TASK STATEMENT
When a line of the entries contains the word "initials", report that line.

Excerpts from an interface dataset
........

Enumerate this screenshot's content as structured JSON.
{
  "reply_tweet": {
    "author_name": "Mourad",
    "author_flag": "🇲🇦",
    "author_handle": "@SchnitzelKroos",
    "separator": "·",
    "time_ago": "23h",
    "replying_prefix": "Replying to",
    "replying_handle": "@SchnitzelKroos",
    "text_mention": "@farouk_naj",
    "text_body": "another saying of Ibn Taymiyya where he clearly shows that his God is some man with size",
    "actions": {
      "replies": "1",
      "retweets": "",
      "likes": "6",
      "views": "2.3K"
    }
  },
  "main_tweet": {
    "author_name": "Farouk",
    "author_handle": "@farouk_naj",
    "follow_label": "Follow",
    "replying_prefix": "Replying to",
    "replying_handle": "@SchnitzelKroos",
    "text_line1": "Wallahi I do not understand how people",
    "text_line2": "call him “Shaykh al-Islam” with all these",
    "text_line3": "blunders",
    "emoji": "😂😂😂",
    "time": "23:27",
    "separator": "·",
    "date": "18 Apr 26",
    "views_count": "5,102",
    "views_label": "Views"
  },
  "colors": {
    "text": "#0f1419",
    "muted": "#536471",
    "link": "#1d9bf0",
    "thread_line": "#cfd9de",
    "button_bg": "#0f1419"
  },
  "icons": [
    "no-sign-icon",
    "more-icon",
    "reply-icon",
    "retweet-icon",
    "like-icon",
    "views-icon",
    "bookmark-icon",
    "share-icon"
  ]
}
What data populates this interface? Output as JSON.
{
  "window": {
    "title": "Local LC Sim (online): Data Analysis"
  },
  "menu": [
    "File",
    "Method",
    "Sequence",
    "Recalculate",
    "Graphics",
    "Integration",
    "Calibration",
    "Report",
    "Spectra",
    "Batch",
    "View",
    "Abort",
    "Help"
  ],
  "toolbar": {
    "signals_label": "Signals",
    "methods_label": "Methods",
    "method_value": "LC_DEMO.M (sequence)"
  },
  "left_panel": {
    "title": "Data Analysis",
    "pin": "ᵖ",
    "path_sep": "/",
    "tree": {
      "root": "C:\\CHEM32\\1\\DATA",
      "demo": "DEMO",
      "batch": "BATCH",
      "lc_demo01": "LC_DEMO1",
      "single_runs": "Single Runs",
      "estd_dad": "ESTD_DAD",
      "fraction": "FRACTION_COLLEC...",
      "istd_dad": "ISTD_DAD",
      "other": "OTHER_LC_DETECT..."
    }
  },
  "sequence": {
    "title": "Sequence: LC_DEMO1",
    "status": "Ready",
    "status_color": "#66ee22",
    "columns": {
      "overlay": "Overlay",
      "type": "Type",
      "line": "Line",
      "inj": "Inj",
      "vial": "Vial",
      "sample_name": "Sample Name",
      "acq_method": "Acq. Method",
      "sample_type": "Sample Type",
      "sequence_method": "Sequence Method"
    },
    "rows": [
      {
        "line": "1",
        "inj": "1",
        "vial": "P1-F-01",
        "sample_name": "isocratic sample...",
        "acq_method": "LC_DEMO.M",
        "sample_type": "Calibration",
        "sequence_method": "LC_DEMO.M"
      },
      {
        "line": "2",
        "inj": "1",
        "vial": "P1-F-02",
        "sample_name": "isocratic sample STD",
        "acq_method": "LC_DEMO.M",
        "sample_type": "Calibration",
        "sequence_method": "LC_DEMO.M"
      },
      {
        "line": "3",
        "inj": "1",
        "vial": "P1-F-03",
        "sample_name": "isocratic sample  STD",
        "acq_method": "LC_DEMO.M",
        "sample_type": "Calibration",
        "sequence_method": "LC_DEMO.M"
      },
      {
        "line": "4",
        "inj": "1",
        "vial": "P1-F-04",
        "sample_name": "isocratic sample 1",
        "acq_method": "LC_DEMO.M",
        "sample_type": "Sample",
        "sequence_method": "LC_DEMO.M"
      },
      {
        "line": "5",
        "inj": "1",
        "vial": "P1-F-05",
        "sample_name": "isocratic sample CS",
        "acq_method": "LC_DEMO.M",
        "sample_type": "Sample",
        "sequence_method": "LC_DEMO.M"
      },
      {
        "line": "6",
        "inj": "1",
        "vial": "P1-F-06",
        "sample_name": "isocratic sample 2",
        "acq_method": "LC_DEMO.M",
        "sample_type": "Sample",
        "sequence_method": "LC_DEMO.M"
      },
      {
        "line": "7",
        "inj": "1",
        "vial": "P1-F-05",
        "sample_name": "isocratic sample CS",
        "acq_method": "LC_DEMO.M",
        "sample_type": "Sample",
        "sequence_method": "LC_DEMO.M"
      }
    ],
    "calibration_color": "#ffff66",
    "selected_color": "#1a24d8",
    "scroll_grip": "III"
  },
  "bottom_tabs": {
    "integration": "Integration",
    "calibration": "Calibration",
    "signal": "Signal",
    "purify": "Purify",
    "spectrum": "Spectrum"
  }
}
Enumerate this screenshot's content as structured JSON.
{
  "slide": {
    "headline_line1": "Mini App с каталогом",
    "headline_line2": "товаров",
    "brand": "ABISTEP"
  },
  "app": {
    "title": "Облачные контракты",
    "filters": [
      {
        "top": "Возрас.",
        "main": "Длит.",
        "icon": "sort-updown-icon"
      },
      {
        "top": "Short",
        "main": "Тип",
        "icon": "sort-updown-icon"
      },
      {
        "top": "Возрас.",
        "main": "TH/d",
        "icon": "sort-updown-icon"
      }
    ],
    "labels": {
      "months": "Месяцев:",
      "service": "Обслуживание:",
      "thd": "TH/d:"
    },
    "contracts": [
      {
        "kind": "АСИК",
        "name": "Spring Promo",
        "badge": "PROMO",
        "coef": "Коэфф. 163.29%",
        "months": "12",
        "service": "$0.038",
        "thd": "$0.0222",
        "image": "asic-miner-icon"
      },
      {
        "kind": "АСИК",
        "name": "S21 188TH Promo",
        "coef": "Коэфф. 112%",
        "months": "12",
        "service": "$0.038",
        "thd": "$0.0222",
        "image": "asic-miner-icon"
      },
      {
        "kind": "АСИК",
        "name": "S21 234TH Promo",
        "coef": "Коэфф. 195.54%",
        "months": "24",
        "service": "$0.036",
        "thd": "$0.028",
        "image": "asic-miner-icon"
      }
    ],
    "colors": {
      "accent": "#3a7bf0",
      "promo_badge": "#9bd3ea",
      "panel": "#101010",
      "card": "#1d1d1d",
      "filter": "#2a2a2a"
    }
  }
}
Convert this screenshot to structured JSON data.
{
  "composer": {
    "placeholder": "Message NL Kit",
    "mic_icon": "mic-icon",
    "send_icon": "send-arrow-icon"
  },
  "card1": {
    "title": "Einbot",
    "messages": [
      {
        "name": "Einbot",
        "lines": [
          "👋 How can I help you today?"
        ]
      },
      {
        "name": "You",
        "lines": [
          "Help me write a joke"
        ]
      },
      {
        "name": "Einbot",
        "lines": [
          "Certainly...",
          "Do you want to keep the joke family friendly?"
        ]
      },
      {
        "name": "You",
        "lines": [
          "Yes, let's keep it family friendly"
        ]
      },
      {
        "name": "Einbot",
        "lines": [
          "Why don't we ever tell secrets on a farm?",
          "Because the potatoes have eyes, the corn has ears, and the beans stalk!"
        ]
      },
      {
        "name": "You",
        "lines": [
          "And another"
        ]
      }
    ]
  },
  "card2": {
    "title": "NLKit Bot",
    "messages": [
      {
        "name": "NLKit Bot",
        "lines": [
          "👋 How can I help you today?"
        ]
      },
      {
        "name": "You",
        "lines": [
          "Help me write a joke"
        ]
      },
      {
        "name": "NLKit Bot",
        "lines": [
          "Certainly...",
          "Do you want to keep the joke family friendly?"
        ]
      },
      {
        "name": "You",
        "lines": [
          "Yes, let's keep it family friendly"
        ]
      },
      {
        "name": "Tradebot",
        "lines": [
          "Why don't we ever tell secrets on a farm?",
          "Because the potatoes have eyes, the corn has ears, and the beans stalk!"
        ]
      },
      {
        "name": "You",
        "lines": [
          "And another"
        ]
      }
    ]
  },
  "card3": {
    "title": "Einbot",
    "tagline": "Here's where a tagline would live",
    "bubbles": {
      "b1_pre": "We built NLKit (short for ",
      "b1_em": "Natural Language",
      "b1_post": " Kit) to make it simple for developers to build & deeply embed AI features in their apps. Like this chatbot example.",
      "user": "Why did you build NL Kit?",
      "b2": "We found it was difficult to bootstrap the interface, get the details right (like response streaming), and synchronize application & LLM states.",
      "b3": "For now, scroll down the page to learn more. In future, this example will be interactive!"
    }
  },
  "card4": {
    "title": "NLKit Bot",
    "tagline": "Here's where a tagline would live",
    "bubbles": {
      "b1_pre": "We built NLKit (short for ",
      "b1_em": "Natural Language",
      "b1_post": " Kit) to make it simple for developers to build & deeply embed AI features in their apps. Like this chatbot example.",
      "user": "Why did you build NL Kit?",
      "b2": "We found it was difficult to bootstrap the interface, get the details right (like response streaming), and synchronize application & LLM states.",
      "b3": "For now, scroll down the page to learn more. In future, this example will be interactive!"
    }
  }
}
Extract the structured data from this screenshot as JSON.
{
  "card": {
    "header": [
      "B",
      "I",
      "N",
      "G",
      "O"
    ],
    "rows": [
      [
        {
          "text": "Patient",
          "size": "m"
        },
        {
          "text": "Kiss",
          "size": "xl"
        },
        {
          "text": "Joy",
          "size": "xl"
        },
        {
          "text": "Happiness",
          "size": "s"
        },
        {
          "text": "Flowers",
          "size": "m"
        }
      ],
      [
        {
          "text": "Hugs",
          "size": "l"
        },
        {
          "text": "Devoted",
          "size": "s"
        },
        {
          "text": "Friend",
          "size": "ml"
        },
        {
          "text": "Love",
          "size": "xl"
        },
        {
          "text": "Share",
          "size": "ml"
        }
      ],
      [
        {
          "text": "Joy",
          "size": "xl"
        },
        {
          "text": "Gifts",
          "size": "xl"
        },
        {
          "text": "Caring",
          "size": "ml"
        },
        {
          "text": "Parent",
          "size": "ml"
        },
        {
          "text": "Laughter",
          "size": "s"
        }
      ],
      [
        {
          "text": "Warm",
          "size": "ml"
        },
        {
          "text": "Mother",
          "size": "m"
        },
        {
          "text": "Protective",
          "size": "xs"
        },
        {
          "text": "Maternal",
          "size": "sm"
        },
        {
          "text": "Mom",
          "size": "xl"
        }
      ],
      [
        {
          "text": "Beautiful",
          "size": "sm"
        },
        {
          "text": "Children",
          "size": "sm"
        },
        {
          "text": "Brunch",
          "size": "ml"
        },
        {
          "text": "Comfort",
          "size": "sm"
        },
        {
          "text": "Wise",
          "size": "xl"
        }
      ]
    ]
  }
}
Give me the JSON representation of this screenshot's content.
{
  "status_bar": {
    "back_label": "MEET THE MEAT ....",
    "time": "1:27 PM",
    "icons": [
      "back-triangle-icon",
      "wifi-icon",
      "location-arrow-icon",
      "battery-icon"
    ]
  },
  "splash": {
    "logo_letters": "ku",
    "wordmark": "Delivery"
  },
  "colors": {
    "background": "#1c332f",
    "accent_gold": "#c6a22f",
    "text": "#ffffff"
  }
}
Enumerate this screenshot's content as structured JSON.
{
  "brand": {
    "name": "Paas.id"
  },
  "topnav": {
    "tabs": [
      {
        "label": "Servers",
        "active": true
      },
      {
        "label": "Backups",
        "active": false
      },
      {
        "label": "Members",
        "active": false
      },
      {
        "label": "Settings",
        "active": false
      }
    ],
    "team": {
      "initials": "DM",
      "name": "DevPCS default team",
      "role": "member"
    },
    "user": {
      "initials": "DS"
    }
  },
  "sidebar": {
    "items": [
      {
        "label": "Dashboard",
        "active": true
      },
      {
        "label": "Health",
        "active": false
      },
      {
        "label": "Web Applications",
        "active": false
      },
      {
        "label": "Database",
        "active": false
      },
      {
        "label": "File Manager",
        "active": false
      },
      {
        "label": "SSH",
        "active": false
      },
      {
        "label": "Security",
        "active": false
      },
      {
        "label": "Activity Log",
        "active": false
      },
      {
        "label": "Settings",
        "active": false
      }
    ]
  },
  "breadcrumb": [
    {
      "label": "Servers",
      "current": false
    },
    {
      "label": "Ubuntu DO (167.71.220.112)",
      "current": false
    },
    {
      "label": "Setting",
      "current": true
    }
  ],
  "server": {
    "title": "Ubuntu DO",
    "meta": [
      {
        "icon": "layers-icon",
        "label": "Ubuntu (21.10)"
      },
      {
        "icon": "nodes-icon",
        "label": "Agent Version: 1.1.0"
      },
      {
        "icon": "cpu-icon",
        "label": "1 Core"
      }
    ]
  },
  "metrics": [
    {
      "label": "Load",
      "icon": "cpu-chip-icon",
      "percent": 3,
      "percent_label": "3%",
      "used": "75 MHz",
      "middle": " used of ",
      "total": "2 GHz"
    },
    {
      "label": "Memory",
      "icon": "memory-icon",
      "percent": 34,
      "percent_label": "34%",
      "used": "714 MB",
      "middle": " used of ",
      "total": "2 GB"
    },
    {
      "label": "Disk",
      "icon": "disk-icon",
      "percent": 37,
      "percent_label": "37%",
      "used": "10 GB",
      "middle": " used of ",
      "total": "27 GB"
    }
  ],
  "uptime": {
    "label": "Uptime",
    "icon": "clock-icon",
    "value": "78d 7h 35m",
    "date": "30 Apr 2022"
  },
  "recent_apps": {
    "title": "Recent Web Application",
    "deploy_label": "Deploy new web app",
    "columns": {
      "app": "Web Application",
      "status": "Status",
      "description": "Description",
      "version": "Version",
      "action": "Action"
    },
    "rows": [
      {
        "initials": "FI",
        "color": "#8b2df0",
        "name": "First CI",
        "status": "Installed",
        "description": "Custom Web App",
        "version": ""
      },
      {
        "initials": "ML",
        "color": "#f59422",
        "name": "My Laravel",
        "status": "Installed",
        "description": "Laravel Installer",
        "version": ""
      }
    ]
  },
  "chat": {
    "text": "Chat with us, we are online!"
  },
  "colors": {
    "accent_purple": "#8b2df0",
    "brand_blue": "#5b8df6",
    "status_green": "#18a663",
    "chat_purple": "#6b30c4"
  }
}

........

EXERCISE ANSWER
      "initials": "DM",
      "initials": "DS"
        "initials": "FI",
        "initials": "ML",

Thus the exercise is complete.